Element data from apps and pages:
--------

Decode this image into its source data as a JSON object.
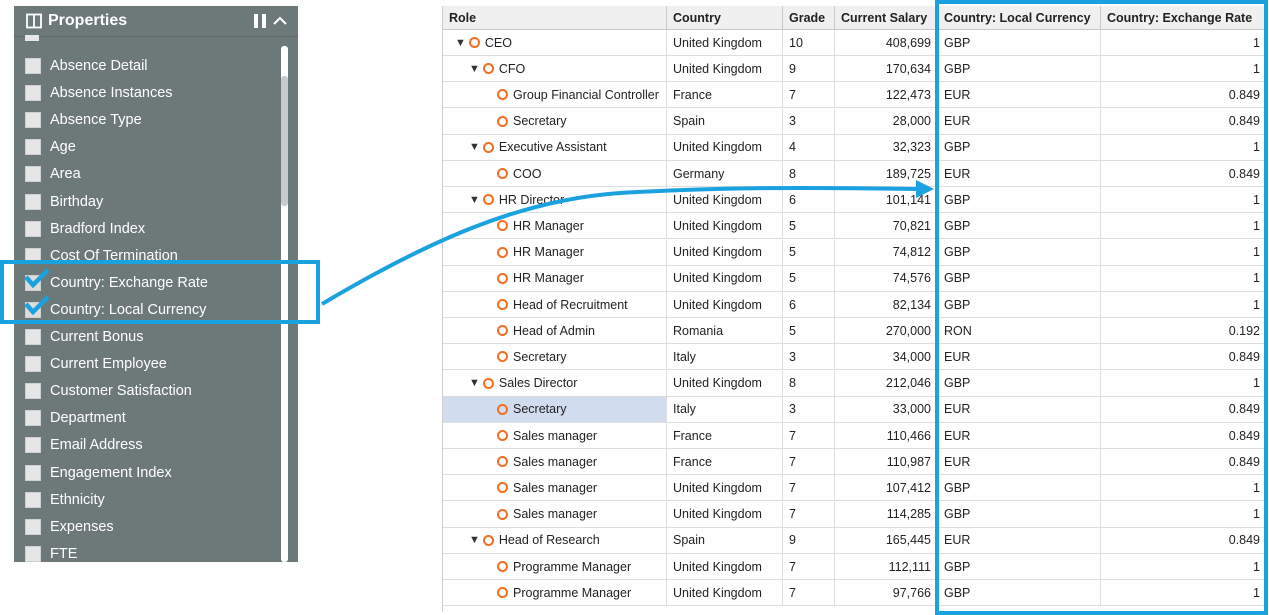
{
  "panel": {
    "title": "Properties",
    "items": [
      {
        "label": "Absence Detail",
        "checked": false
      },
      {
        "label": "Absence Instances",
        "checked": false
      },
      {
        "label": "Absence Type",
        "checked": false
      },
      {
        "label": "Age",
        "checked": false
      },
      {
        "label": "Area",
        "checked": false
      },
      {
        "label": "Birthday",
        "checked": false
      },
      {
        "label": "Bradford Index",
        "checked": false
      },
      {
        "label": "Cost Of Termination",
        "checked": false
      },
      {
        "label": "Country: Exchange Rate",
        "checked": true
      },
      {
        "label": "Country: Local Currency",
        "checked": true
      },
      {
        "label": "Current Bonus",
        "checked": false
      },
      {
        "label": "Current Employee",
        "checked": false
      },
      {
        "label": "Customer Satisfaction",
        "checked": false
      },
      {
        "label": "Department",
        "checked": false
      },
      {
        "label": "Email Address",
        "checked": false
      },
      {
        "label": "Engagement Index",
        "checked": false
      },
      {
        "label": "Ethnicity",
        "checked": false
      },
      {
        "label": "Expenses",
        "checked": false
      },
      {
        "label": "FTE",
        "checked": false
      }
    ]
  },
  "table": {
    "columns": [
      "Role",
      "Country",
      "Grade",
      "Current Salary",
      "Country: Local Currency",
      "Country: Exchange Rate"
    ],
    "rows": [
      {
        "role": "CEO",
        "level": 0,
        "toggle": true,
        "country": "United Kingdom",
        "grade": "10",
        "salary": "408,699",
        "currency": "GBP",
        "rate": "1"
      },
      {
        "role": "CFO",
        "level": 1,
        "toggle": true,
        "country": "United Kingdom",
        "grade": "9",
        "salary": "170,634",
        "currency": "GBP",
        "rate": "1"
      },
      {
        "role": "Group Financial Controller",
        "level": 2,
        "toggle": false,
        "country": "France",
        "grade": "7",
        "salary": "122,473",
        "currency": "EUR",
        "rate": "0.849"
      },
      {
        "role": "Secretary",
        "level": 2,
        "toggle": false,
        "country": "Spain",
        "grade": "3",
        "salary": "28,000",
        "currency": "EUR",
        "rate": "0.849"
      },
      {
        "role": "Executive Assistant",
        "level": 1,
        "toggle": true,
        "country": "United Kingdom",
        "grade": "4",
        "salary": "32,323",
        "currency": "GBP",
        "rate": "1"
      },
      {
        "role": "COO",
        "level": 2,
        "toggle": false,
        "country": "Germany",
        "grade": "8",
        "salary": "189,725",
        "currency": "EUR",
        "rate": "0.849"
      },
      {
        "role": "HR Director",
        "level": 1,
        "toggle": true,
        "country": "United Kingdom",
        "grade": "6",
        "salary": "101,141",
        "currency": "GBP",
        "rate": "1"
      },
      {
        "role": "HR Manager",
        "level": 2,
        "toggle": false,
        "country": "United Kingdom",
        "grade": "5",
        "salary": "70,821",
        "currency": "GBP",
        "rate": "1"
      },
      {
        "role": "HR Manager",
        "level": 2,
        "toggle": false,
        "country": "United Kingdom",
        "grade": "5",
        "salary": "74,812",
        "currency": "GBP",
        "rate": "1"
      },
      {
        "role": "HR Manager",
        "level": 2,
        "toggle": false,
        "country": "United Kingdom",
        "grade": "5",
        "salary": "74,576",
        "currency": "GBP",
        "rate": "1"
      },
      {
        "role": "Head of Recruitment",
        "level": 2,
        "toggle": false,
        "country": "United Kingdom",
        "grade": "6",
        "salary": "82,134",
        "currency": "GBP",
        "rate": "1"
      },
      {
        "role": "Head of Admin",
        "level": 2,
        "toggle": false,
        "country": "Romania",
        "grade": "5",
        "salary": "270,000",
        "currency": "RON",
        "rate": "0.192"
      },
      {
        "role": "Secretary",
        "level": 2,
        "toggle": false,
        "country": "Italy",
        "grade": "3",
        "salary": "34,000",
        "currency": "EUR",
        "rate": "0.849"
      },
      {
        "role": "Sales Director",
        "level": 1,
        "toggle": true,
        "country": "United Kingdom",
        "grade": "8",
        "salary": "212,046",
        "currency": "GBP",
        "rate": "1"
      },
      {
        "role": "Secretary",
        "level": 2,
        "toggle": false,
        "country": "Italy",
        "grade": "3",
        "salary": "33,000",
        "currency": "EUR",
        "rate": "0.849",
        "selected": true
      },
      {
        "role": "Sales manager",
        "level": 2,
        "toggle": false,
        "country": "France",
        "grade": "7",
        "salary": "110,466",
        "currency": "EUR",
        "rate": "0.849"
      },
      {
        "role": "Sales manager",
        "level": 2,
        "toggle": false,
        "country": "France",
        "grade": "7",
        "salary": "110,987",
        "currency": "EUR",
        "rate": "0.849"
      },
      {
        "role": "Sales manager",
        "level": 2,
        "toggle": false,
        "country": "United Kingdom",
        "grade": "7",
        "salary": "107,412",
        "currency": "GBP",
        "rate": "1"
      },
      {
        "role": "Sales manager",
        "level": 2,
        "toggle": false,
        "country": "United Kingdom",
        "grade": "7",
        "salary": "114,285",
        "currency": "GBP",
        "rate": "1"
      },
      {
        "role": "Head of Research",
        "level": 1,
        "toggle": true,
        "country": "Spain",
        "grade": "9",
        "salary": "165,445",
        "currency": "EUR",
        "rate": "0.849"
      },
      {
        "role": "Programme Manager",
        "level": 2,
        "toggle": false,
        "country": "United Kingdom",
        "grade": "7",
        "salary": "112,111",
        "currency": "GBP",
        "rate": "1"
      },
      {
        "role": "Programme Manager",
        "level": 2,
        "toggle": false,
        "country": "United Kingdom",
        "grade": "7",
        "salary": "97,766",
        "currency": "GBP",
        "rate": "1"
      }
    ]
  },
  "colors": {
    "accent": "#1aa1e0",
    "panel_bg": "#6d7978",
    "node": "#f36f21",
    "selected_row": "#d2dcef"
  },
  "icons": {
    "panel": "panel-layout-icon",
    "pause": "pause-icon",
    "collapse": "chevron-up-icon",
    "expand": "triangle-down-icon",
    "node": "circle-node-icon",
    "check": "check-icon"
  }
}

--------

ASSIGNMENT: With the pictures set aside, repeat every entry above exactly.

EXERCISE OUTPUT:
Decode this image into its source data as a JSON object.
{
  "panel": {
    "title": "Properties",
    "items": [
      {
        "label": "Absence Detail",
        "checked": false
      },
      {
        "label": "Absence Instances",
        "checked": false
      },
      {
        "label": "Absence Type",
        "checked": false
      },
      {
        "label": "Age",
        "checked": false
      },
      {
        "label": "Area",
        "checked": false
      },
      {
        "label": "Birthday",
        "checked": false
      },
      {
        "label": "Bradford Index",
        "checked": false
      },
      {
        "label": "Cost Of Termination",
        "checked": false
      },
      {
        "label": "Country: Exchange Rate",
        "checked": true
      },
      {
        "label": "Country: Local Currency",
        "checked": true
      },
      {
        "label": "Current Bonus",
        "checked": false
      },
      {
        "label": "Current Employee",
        "checked": false
      },
      {
        "label": "Customer Satisfaction",
        "checked": false
      },
      {
        "label": "Department",
        "checked": false
      },
      {
        "label": "Email Address",
        "checked": false
      },
      {
        "label": "Engagement Index",
        "checked": false
      },
      {
        "label": "Ethnicity",
        "checked": false
      },
      {
        "label": "Expenses",
        "checked": false
      },
      {
        "label": "FTE",
        "checked": false
      }
    ]
  },
  "table": {
    "columns": [
      "Role",
      "Country",
      "Grade",
      "Current Salary",
      "Country: Local Currency",
      "Country: Exchange Rate"
    ],
    "rows": [
      {
        "role": "CEO",
        "level": 0,
        "toggle": true,
        "country": "United Kingdom",
        "grade": "10",
        "salary": "408,699",
        "currency": "GBP",
        "rate": "1"
      },
      {
        "role": "CFO",
        "level": 1,
        "toggle": true,
        "country": "United Kingdom",
        "grade": "9",
        "salary": "170,634",
        "currency": "GBP",
        "rate": "1"
      },
      {
        "role": "Group Financial Controller",
        "level": 2,
        "toggle": false,
        "country": "France",
        "grade": "7",
        "salary": "122,473",
        "currency": "EUR",
        "rate": "0.849"
      },
      {
        "role": "Secretary",
        "level": 2,
        "toggle": false,
        "country": "Spain",
        "grade": "3",
        "salary": "28,000",
        "currency": "EUR",
        "rate": "0.849"
      },
      {
        "role": "Executive Assistant",
        "level": 1,
        "toggle": true,
        "country": "United Kingdom",
        "grade": "4",
        "salary": "32,323",
        "currency": "GBP",
        "rate": "1"
      },
      {
        "role": "COO",
        "level": 2,
        "toggle": false,
        "country": "Germany",
        "grade": "8",
        "salary": "189,725",
        "currency": "EUR",
        "rate": "0.849"
      },
      {
        "role": "HR Director",
        "level": 1,
        "toggle": true,
        "country": "United Kingdom",
        "grade": "6",
        "salary": "101,141",
        "currency": "GBP",
        "rate": "1"
      },
      {
        "role": "HR Manager",
        "level": 2,
        "toggle": false,
        "country": "United Kingdom",
        "grade": "5",
        "salary": "70,821",
        "currency": "GBP",
        "rate": "1"
      },
      {
        "role": "HR Manager",
        "level": 2,
        "toggle": false,
        "country": "United Kingdom",
        "grade": "5",
        "salary": "74,812",
        "currency": "GBP",
        "rate": "1"
      },
      {
        "role": "HR Manager",
        "level": 2,
        "toggle": false,
        "country": "United Kingdom",
        "grade": "5",
        "salary": "74,576",
        "currency": "GBP",
        "rate": "1"
      },
      {
        "role": "Head of Recruitment",
        "level": 2,
        "toggle": false,
        "country": "United Kingdom",
        "grade": "6",
        "salary": "82,134",
        "currency": "GBP",
        "rate": "1"
      },
      {
        "role": "Head of Admin",
        "level": 2,
        "toggle": false,
        "country": "Romania",
        "grade": "5",
        "salary": "270,000",
        "currency": "RON",
        "rate": "0.192"
      },
      {
        "role": "Secretary",
        "level": 2,
        "toggle": false,
        "country": "Italy",
        "grade": "3",
        "salary": "34,000",
        "currency": "EUR",
        "rate": "0.849"
      },
      {
        "role": "Sales Director",
        "level": 1,
        "toggle": true,
        "country": "United Kingdom",
        "grade": "8",
        "salary": "212,046",
        "currency": "GBP",
        "rate": "1"
      },
      {
        "role": "Secretary",
        "level": 2,
        "toggle": false,
        "country": "Italy",
        "grade": "3",
        "salary": "33,000",
        "currency": "EUR",
        "rate": "0.849",
        "selected": true
      },
      {
        "role": "Sales manager",
        "level": 2,
        "toggle": false,
        "country": "France",
        "grade": "7",
        "salary": "110,466",
        "currency": "EUR",
        "rate": "0.849"
      },
      {
        "role": "Sales manager",
        "level": 2,
        "toggle": false,
        "country": "France",
        "grade": "7",
        "salary": "110,987",
        "currency": "EUR",
        "rate": "0.849"
      },
      {
        "role": "Sales manager",
        "level": 2,
        "toggle": false,
        "country": "United Kingdom",
        "grade": "7",
        "salary": "107,412",
        "currency": "GBP",
        "rate": "1"
      },
      {
        "role": "Sales manager",
        "level": 2,
        "toggle": false,
        "country": "United Kingdom",
        "grade": "7",
        "salary": "114,285",
        "currency": "GBP",
        "rate": "1"
      },
      {
        "role": "Head of Research",
        "level": 1,
        "toggle": true,
        "country": "Spain",
        "grade": "9",
        "salary": "165,445",
        "currency": "EUR",
        "rate": "0.849"
      },
      {
        "role": "Programme Manager",
        "level": 2,
        "toggle": false,
        "country": "United Kingdom",
        "grade": "7",
        "salary": "112,111",
        "currency": "GBP",
        "rate": "1"
      },
      {
        "role": "Programme Manager",
        "level": 2,
        "toggle": false,
        "country": "United Kingdom",
        "grade": "7",
        "salary": "97,766",
        "currency": "GBP",
        "rate": "1"
      }
    ]
  },
  "colors": {
    "accent": "#1aa1e0",
    "panel_bg": "#6d7978",
    "node": "#f36f21",
    "selected_row": "#d2dcef"
  },
  "icons": {
    "panel": "panel-layout-icon",
    "pause": "pause-icon",
    "collapse": "chevron-up-icon",
    "expand": "triangle-down-icon",
    "node": "circle-node-icon",
    "check": "check-icon"
  }
}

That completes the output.